## DATA FOR REVIEW

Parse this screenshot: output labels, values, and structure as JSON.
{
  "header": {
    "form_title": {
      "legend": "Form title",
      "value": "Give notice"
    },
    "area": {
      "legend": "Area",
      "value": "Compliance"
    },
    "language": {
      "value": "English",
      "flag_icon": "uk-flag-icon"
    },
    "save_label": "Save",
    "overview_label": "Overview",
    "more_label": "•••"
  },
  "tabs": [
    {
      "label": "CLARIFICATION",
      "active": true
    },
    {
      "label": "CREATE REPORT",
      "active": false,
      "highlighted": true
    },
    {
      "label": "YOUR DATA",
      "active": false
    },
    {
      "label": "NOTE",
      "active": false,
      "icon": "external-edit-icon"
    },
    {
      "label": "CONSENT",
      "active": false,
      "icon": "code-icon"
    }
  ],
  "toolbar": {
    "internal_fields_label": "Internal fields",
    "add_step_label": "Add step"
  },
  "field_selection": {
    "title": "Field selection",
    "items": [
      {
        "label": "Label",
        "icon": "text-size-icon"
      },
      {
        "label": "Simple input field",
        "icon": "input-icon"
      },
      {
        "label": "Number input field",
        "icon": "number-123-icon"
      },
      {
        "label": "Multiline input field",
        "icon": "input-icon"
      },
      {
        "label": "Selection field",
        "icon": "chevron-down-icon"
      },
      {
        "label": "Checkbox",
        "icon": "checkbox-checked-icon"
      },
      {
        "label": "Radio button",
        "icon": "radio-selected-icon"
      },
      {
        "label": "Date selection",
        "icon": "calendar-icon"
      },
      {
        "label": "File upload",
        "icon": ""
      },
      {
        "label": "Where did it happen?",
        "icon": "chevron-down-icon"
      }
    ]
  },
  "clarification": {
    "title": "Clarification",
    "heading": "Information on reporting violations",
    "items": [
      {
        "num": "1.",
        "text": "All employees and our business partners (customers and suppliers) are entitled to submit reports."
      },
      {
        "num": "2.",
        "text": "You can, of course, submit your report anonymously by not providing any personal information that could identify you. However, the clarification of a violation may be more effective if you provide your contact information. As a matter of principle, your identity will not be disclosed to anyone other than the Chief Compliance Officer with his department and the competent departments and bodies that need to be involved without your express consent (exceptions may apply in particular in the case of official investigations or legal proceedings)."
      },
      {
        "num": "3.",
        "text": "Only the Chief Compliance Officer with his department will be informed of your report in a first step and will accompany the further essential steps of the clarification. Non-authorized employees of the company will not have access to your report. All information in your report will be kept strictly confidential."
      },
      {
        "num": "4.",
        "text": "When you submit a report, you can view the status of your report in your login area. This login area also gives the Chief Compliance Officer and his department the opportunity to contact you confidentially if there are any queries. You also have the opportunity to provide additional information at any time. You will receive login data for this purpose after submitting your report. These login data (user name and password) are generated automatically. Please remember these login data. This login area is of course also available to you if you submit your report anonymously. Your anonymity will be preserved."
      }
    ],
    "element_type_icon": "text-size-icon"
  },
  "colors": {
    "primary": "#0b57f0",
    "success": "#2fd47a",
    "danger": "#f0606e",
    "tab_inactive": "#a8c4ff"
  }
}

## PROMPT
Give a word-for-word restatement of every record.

## RESULT FOR THIS EXERCISE
Parse this screenshot: output labels, values, and structure as JSON.
{
  "header": {
    "form_title": {
      "legend": "Form title",
      "value": "Give notice"
    },
    "area": {
      "legend": "Area",
      "value": "Compliance"
    },
    "language": {
      "value": "English",
      "flag_icon": "uk-flag-icon"
    },
    "save_label": "Save",
    "overview_label": "Overview",
    "more_label": "•••"
  },
  "tabs": [
    {
      "label": "CLARIFICATION",
      "active": true
    },
    {
      "label": "CREATE REPORT",
      "active": false,
      "highlighted": true
    },
    {
      "label": "YOUR DATA",
      "active": false
    },
    {
      "label": "NOTE",
      "active": false,
      "icon": "external-edit-icon"
    },
    {
      "label": "CONSENT",
      "active": false,
      "icon": "code-icon"
    }
  ],
  "toolbar": {
    "internal_fields_label": "Internal fields",
    "add_step_label": "Add step"
  },
  "field_selection": {
    "title": "Field selection",
    "items": [
      {
        "label": "Label",
        "icon": "text-size-icon"
      },
      {
        "label": "Simple input field",
        "icon": "input-icon"
      },
      {
        "label": "Number input field",
        "icon": "number-123-icon"
      },
      {
        "label": "Multiline input field",
        "icon": "input-icon"
      },
      {
        "label": "Selection field",
        "icon": "chevron-down-icon"
      },
      {
        "label": "Checkbox",
        "icon": "checkbox-checked-icon"
      },
      {
        "label": "Radio button",
        "icon": "radio-selected-icon"
      },
      {
        "label": "Date selection",
        "icon": "calendar-icon"
      },
      {
        "label": "File upload",
        "icon": ""
      },
      {
        "label": "Where did it happen?",
        "icon": "chevron-down-icon"
      }
    ]
  },
  "clarification": {
    "title": "Clarification",
    "heading": "Information on reporting violations",
    "items": [
      {
        "num": "1.",
        "text": "All employees and our business partners (customers and suppliers) are entitled to submit reports."
      },
      {
        "num": "2.",
        "text": "You can, of course, submit your report anonymously by not providing any personal information that could identify you. However, the clarification of a violation may be more effective if you provide your contact information. As a matter of principle, your identity will not be disclosed to anyone other than the Chief Compliance Officer with his department and the competent departments and bodies that need to be involved without your express consent (exceptions may apply in particular in the case of official investigations or legal proceedings)."
      },
      {
        "num": "3.",
        "text": "Only the Chief Compliance Officer with his department will be informed of your report in a first step and will accompany the further essential steps of the clarification. Non-authorized employees of the company will not have access to your report. All information in your report will be kept strictly confidential."
      },
      {
        "num": "4.",
        "text": "When you submit a report, you can view the status of your report in your login area. This login area also gives the Chief Compliance Officer and his department the opportunity to contact you confidentially if there are any queries. You also have the opportunity to provide additional information at any time. You will receive login data for this purpose after submitting your report. These login data (user name and password) are generated automatically. Please remember these login data. This login area is of course also available to you if you submit your report anonymously. Your anonymity will be preserved."
      }
    ],
    "element_type_icon": "text-size-icon"
  },
  "colors": {
    "primary": "#0b57f0",
    "success": "#2fd47a",
    "danger": "#f0606e",
    "tab_inactive": "#a8c4ff"
  }
}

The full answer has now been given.